Hillary Clinton’s “history making” turn as the first female presidential candidate of a major political party (if we discount Victoria Woodhull’s candidacy in 1872) hasn’t been a home run among one group: women.

Poor Hillary. Women in general haven’t been as enamored with the glass ceiling as your typical gender studies major feminist. It could be sexism, but it isn’t. Disliking Mrs. Clinton has everything to do with the dishonesty rampant in her professional and personal life over many years. And if there’s anything us women despise it’s a serial liar among us.

The latest ABC News/Washington Post poll, which Dan Spencer discussed here, is abysmal for both candidates, since they rate as two of the most unpopular candidates ever. For Hillary, though, the favorability shift from early to late August among women has been drastic. In early August she polled at 54% favorable and 43% unfavorable among her kind.

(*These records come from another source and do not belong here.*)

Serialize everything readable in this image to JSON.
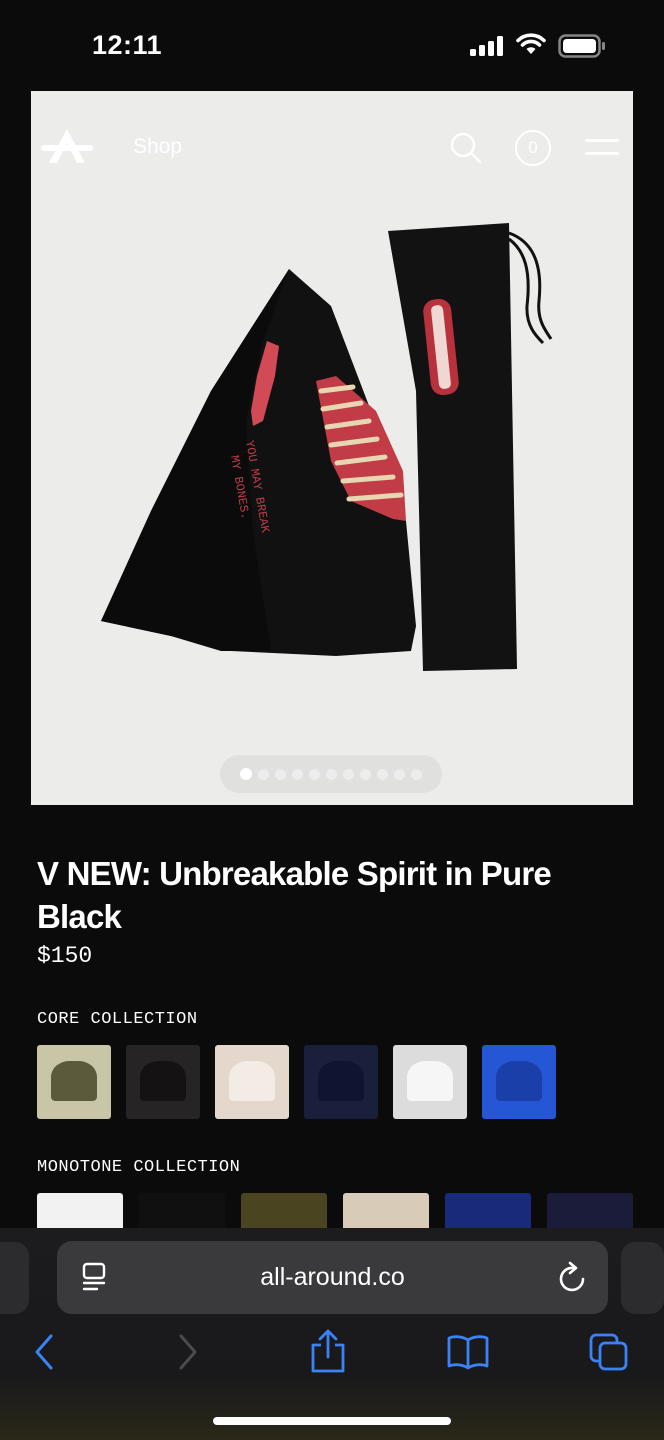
{
  "status_bar": {
    "time": "12:11"
  },
  "site_nav": {
    "shop_label": "Shop",
    "cart_count": "0"
  },
  "carousel": {
    "total_slides": 11,
    "active_index": 0
  },
  "product": {
    "title": "V NEW: Unbreakable Spirit in Pure Black",
    "price": "$150"
  },
  "collections": [
    {
      "label": "CORE COLLECTION",
      "swatches": [
        {
          "bg": "#c9c5a7",
          "color": "#5b5a3b"
        },
        {
          "bg": "#262424",
          "color": "#141212"
        },
        {
          "bg": "#e4d8cc",
          "color": "#f3ece4"
        },
        {
          "bg": "#1a1f3c",
          "color": "#0f1430"
        },
        {
          "bg": "#dcdcdc",
          "color": "#f6f6f6"
        },
        {
          "bg": "#2456d6",
          "color": "#1a3fa8"
        }
      ]
    },
    {
      "label": "MONOTONE COLLECTION",
      "swatches": [
        {
          "bg": "#f2f2f2",
          "color": "#e6e6e6"
        },
        {
          "bg": "#101010",
          "color": "#050505"
        },
        {
          "bg": "#4a4520",
          "color": "#3a3618"
        },
        {
          "bg": "#d8cbb8",
          "color": "#e9e0d2"
        },
        {
          "bg": "#1a2a7a",
          "color": "#1e3aa8"
        },
        {
          "bg": "#1a1c3a",
          "color": "#12142c"
        }
      ]
    }
  ],
  "browser": {
    "url": "all-around.co"
  },
  "colors": {
    "accent": "#3b82f6",
    "page_bg": "#0b0b0c"
  }
}
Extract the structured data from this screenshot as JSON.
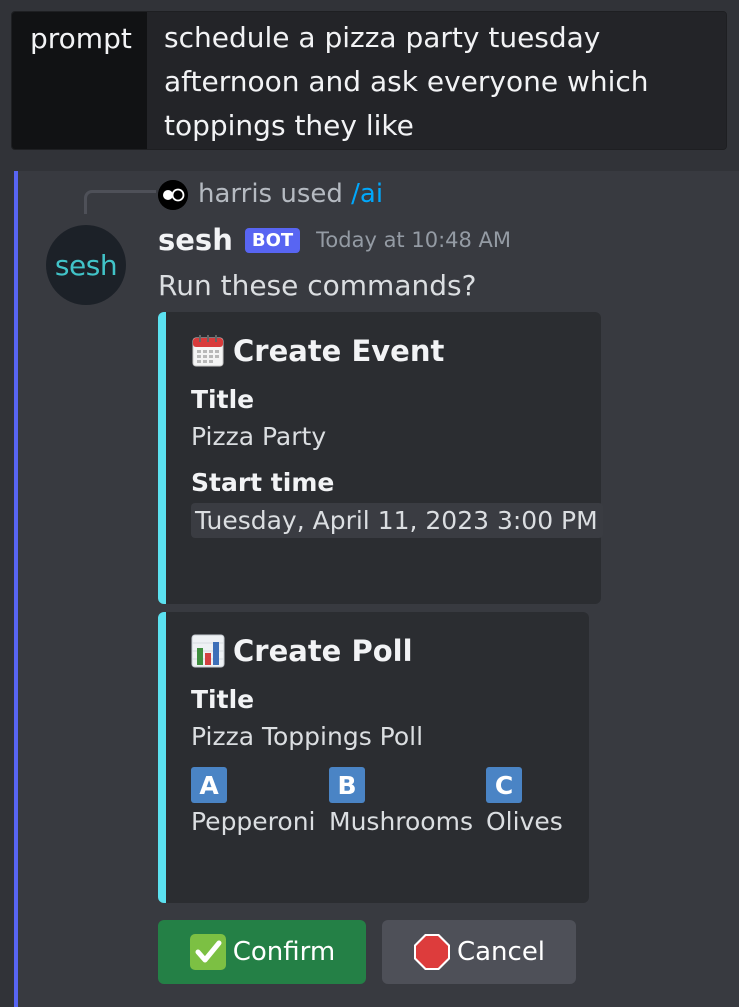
{
  "prompt": {
    "label": "prompt",
    "value": "schedule a pizza party tuesday afternoon and ask everyone which toppings they like"
  },
  "reply": {
    "user": "harris",
    "used_text": "used",
    "command": "/ai"
  },
  "message": {
    "avatar_text": "sesh",
    "author": "sesh",
    "badge": "BOT",
    "timestamp": "Today at 10:48 AM",
    "content": "Run these commands?"
  },
  "event_embed": {
    "icon": "calendar-icon",
    "title": "Create Event",
    "title_field_label": "Title",
    "title_field_value": "Pizza Party",
    "start_label": "Start time",
    "start_value": "Tuesday, April 11, 2023 3:00 PM",
    "accent_color": "#5be1f0"
  },
  "poll_embed": {
    "icon": "bar-chart-icon",
    "title": "Create Poll",
    "title_field_label": "Title",
    "title_field_value": "Pizza Toppings Poll",
    "options": [
      {
        "letter": "A",
        "label": "Pepperoni"
      },
      {
        "letter": "B",
        "label": "Mushrooms"
      },
      {
        "letter": "C",
        "label": "Olives"
      }
    ],
    "accent_color": "#5be1f0"
  },
  "actions": {
    "confirm_label": "Confirm",
    "confirm_icon": "check-mark-icon",
    "confirm_color": "#248046",
    "cancel_label": "Cancel",
    "cancel_icon": "stop-sign-icon",
    "cancel_color": "#4e5058"
  }
}
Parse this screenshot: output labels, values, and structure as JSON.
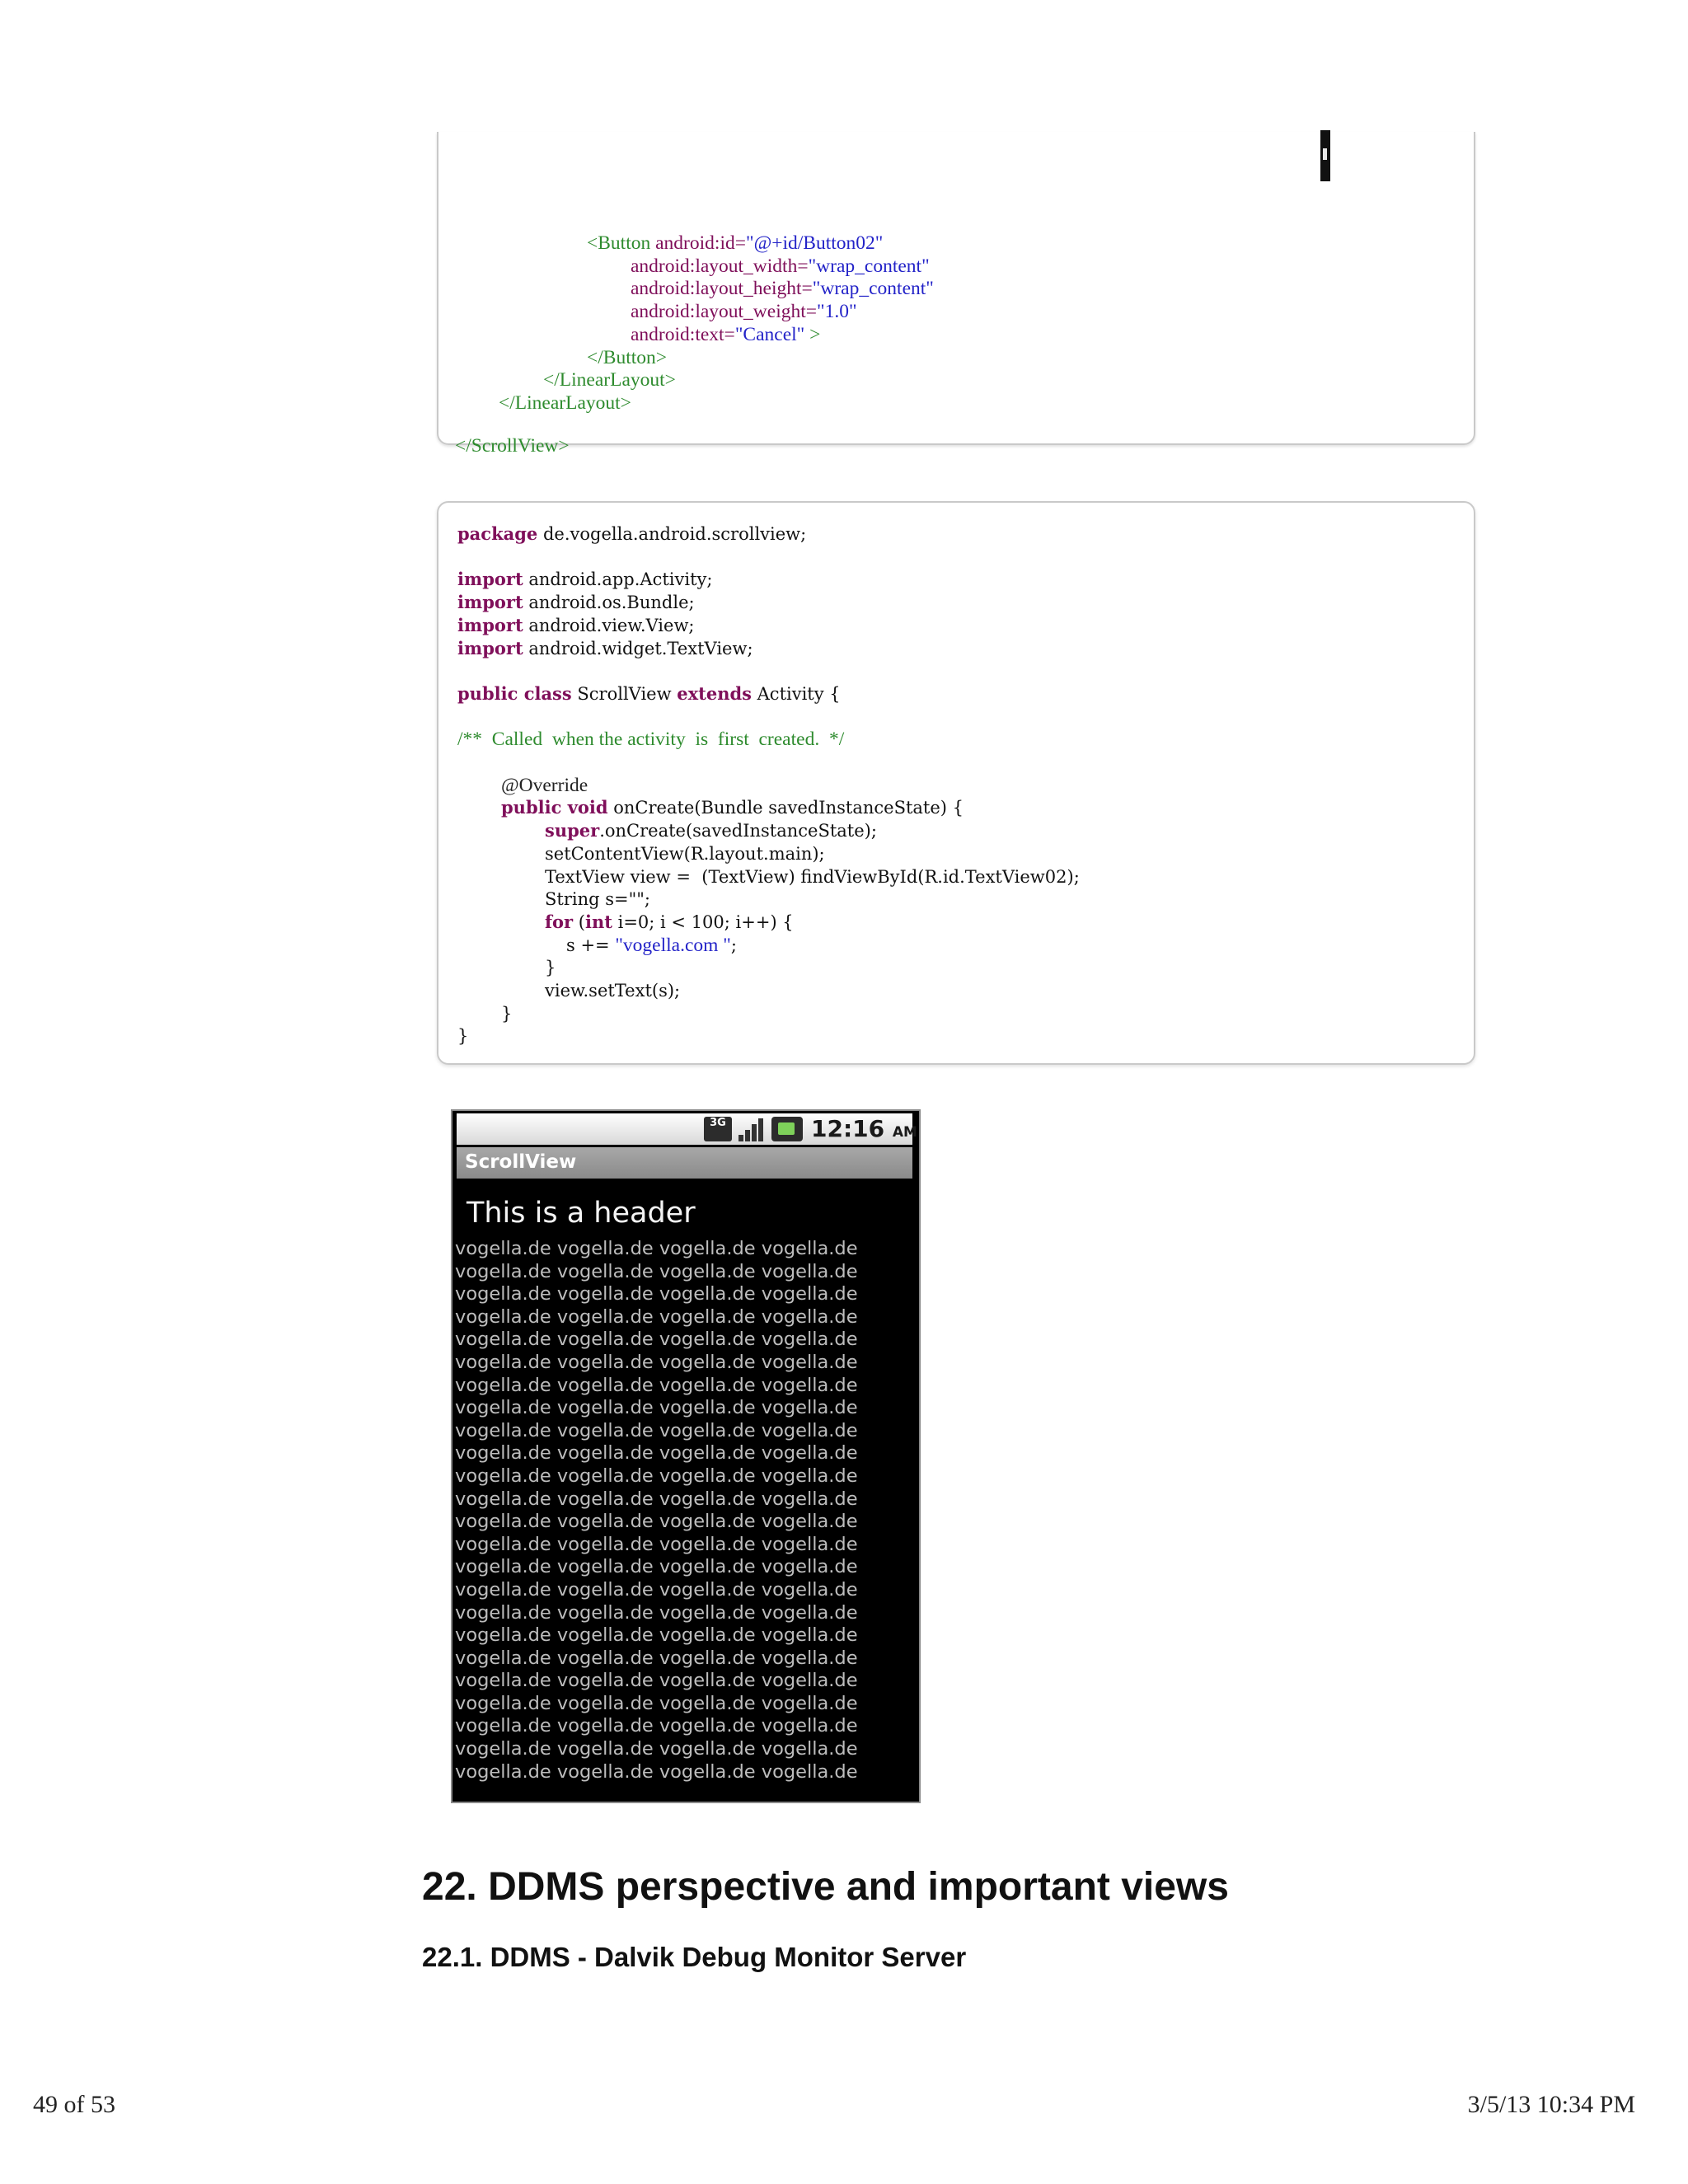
{
  "xml_code": {
    "lines": [
      {
        "indent": 160,
        "parts": [
          {
            "t": "tag",
            "v": "<Button "
          },
          {
            "t": "attr",
            "v": "android:id="
          },
          {
            "t": "val",
            "v": "\"@+id/Button02\""
          }
        ]
      },
      {
        "indent": 213,
        "parts": [
          {
            "t": "attr",
            "v": "android:layout_width="
          },
          {
            "t": "val",
            "v": "\"wrap_content\""
          }
        ]
      },
      {
        "indent": 213,
        "parts": [
          {
            "t": "attr",
            "v": "android:layout_height="
          },
          {
            "t": "val",
            "v": "\"wrap_content\""
          }
        ]
      },
      {
        "indent": 213,
        "parts": [
          {
            "t": "attr",
            "v": "android:layout_weight="
          },
          {
            "t": "val",
            "v": "\"1.0\""
          }
        ]
      },
      {
        "indent": 213,
        "parts": [
          {
            "t": "attr",
            "v": "android:text="
          },
          {
            "t": "val",
            "v": "\"Cancel\""
          },
          {
            "t": "tag",
            "v": " >"
          }
        ]
      },
      {
        "indent": 160,
        "parts": [
          {
            "t": "tag",
            "v": "</Button>"
          }
        ]
      },
      {
        "indent": 107,
        "parts": [
          {
            "t": "tag",
            "v": "</LinearLayout>"
          }
        ]
      },
      {
        "indent": 53,
        "parts": [
          {
            "t": "tag",
            "v": "</LinearLayout>"
          }
        ]
      }
    ],
    "closing": "</ScrollView>"
  },
  "java_code": {
    "lines": [
      {
        "indent": 0,
        "parts": [
          {
            "t": "kw",
            "v": "package"
          },
          {
            "t": "pl",
            "v": " de.vogella.android.scrollview;"
          }
        ]
      },
      {
        "indent": 0,
        "parts": []
      },
      {
        "indent": 0,
        "parts": [
          {
            "t": "kw",
            "v": "import"
          },
          {
            "t": "pl",
            "v": " android.app.Activity;"
          }
        ]
      },
      {
        "indent": 0,
        "parts": [
          {
            "t": "kw",
            "v": "import"
          },
          {
            "t": "pl",
            "v": " android.os.Bundle;"
          }
        ]
      },
      {
        "indent": 0,
        "parts": [
          {
            "t": "kw",
            "v": "import"
          },
          {
            "t": "pl",
            "v": " android.view.View;"
          }
        ]
      },
      {
        "indent": 0,
        "parts": [
          {
            "t": "kw",
            "v": "import"
          },
          {
            "t": "pl",
            "v": " android.widget.TextView;"
          }
        ]
      },
      {
        "indent": 0,
        "parts": []
      },
      {
        "indent": 0,
        "parts": [
          {
            "t": "kw",
            "v": "public class"
          },
          {
            "t": "pl",
            "v": " ScrollView "
          },
          {
            "t": "kw",
            "v": "extends"
          },
          {
            "t": "pl",
            "v": " Activity {"
          }
        ]
      },
      {
        "indent": 0,
        "parts": []
      },
      {
        "indent": 0,
        "parts": [
          {
            "t": "cm",
            "v": "/**  Called  when the activity  is  first  created.  */"
          }
        ]
      },
      {
        "indent": 0,
        "parts": []
      },
      {
        "indent": 53,
        "parts": [
          {
            "t": "ann",
            "v": "@Override"
          }
        ]
      },
      {
        "indent": 53,
        "parts": [
          {
            "t": "kw",
            "v": "public void"
          },
          {
            "t": "pl",
            "v": " onCreate(Bundle savedInstanceState) {"
          }
        ]
      },
      {
        "indent": 106,
        "parts": [
          {
            "t": "kw",
            "v": "super"
          },
          {
            "t": "pl",
            "v": ".onCreate(savedInstanceState);"
          }
        ]
      },
      {
        "indent": 106,
        "parts": [
          {
            "t": "pl",
            "v": "setContentView(R.layout.main);"
          }
        ]
      },
      {
        "indent": 106,
        "parts": [
          {
            "t": "pl",
            "v": "TextView view =  (TextView) findViewById(R.id.TextView02);"
          }
        ]
      },
      {
        "indent": 106,
        "parts": [
          {
            "t": "pl",
            "v": "String s=\"\";"
          }
        ]
      },
      {
        "indent": 106,
        "parts": [
          {
            "t": "kw",
            "v": "for"
          },
          {
            "t": "pl",
            "v": " ("
          },
          {
            "t": "kw",
            "v": "int"
          },
          {
            "t": "pl",
            "v": " i=0; i < 100; i++) {"
          }
        ]
      },
      {
        "indent": 132,
        "parts": [
          {
            "t": "pl",
            "v": "s += "
          },
          {
            "t": "str",
            "v": "\"vogella.com \""
          },
          {
            "t": "pl",
            "v": ";"
          }
        ]
      },
      {
        "indent": 106,
        "parts": [
          {
            "t": "pl",
            "v": "}"
          }
        ]
      },
      {
        "indent": 106,
        "parts": [
          {
            "t": "pl",
            "v": "view.setText(s);"
          }
        ]
      },
      {
        "indent": 53,
        "parts": [
          {
            "t": "pl",
            "v": "}"
          }
        ]
      },
      {
        "indent": 0,
        "parts": [
          {
            "t": "pl",
            "v": "}"
          }
        ]
      }
    ]
  },
  "phone": {
    "status_3g": "3G",
    "time": "12:16",
    "time_suffix": "AM",
    "app_title": "ScrollView",
    "header": "This is a header",
    "body_line": "vogella.de vogella.de vogella.de vogella.de",
    "body_line_count": 24
  },
  "section": {
    "heading": "22. DDMS perspective and important views",
    "subheading": "22.1. DDMS - Dalvik Debug Monitor Server"
  },
  "footer": {
    "page": "49 of 53",
    "datetime": "3/5/13 10:34 PM"
  }
}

As of late August her likeability among women had taken a 9 point hit, and had changed to 45% favorable and 52% unfavorable. That’s quite a difference, and makes quite a statement, especially when you’re celebrated as history-making and all that nonsense.

Even though a majority of women dislike Trump (we do), the same poll shows he rose in popularity among women, such as it is. Early August showed 26% favorable and 70% unfavorable among women. Late August shows his likeability had risen to 33% favorable and 65% unfavorable. Still heavily disliked, yes, but the polling results among women were actually in his favor and not hers in the year that’s supposed to be hers.

If Hillary Clinton were to lose the election, you can imagine just how often the claims of misogyny will be used in an effort to explain her loss. It would be reminiscent of the accusations of racism against those who did not vote for Obama. Same template, different year. Last summer, at the beginning of the debacle known as Election 2016, Hillary admitted that she believed her gender was a “merit”, and made her worth voting for.

“Clearly, I’m not asking people to vote for me simply because I’m a woman. I’m asking people to vote for me on the merits,” Clinton said.

Then she directly addressed gender, adding: “I think one of the merits is I am a woman. And I can bring those views and perspectives to the White House.”

It’s clear that female voters, two months before the election, aren’t buying it.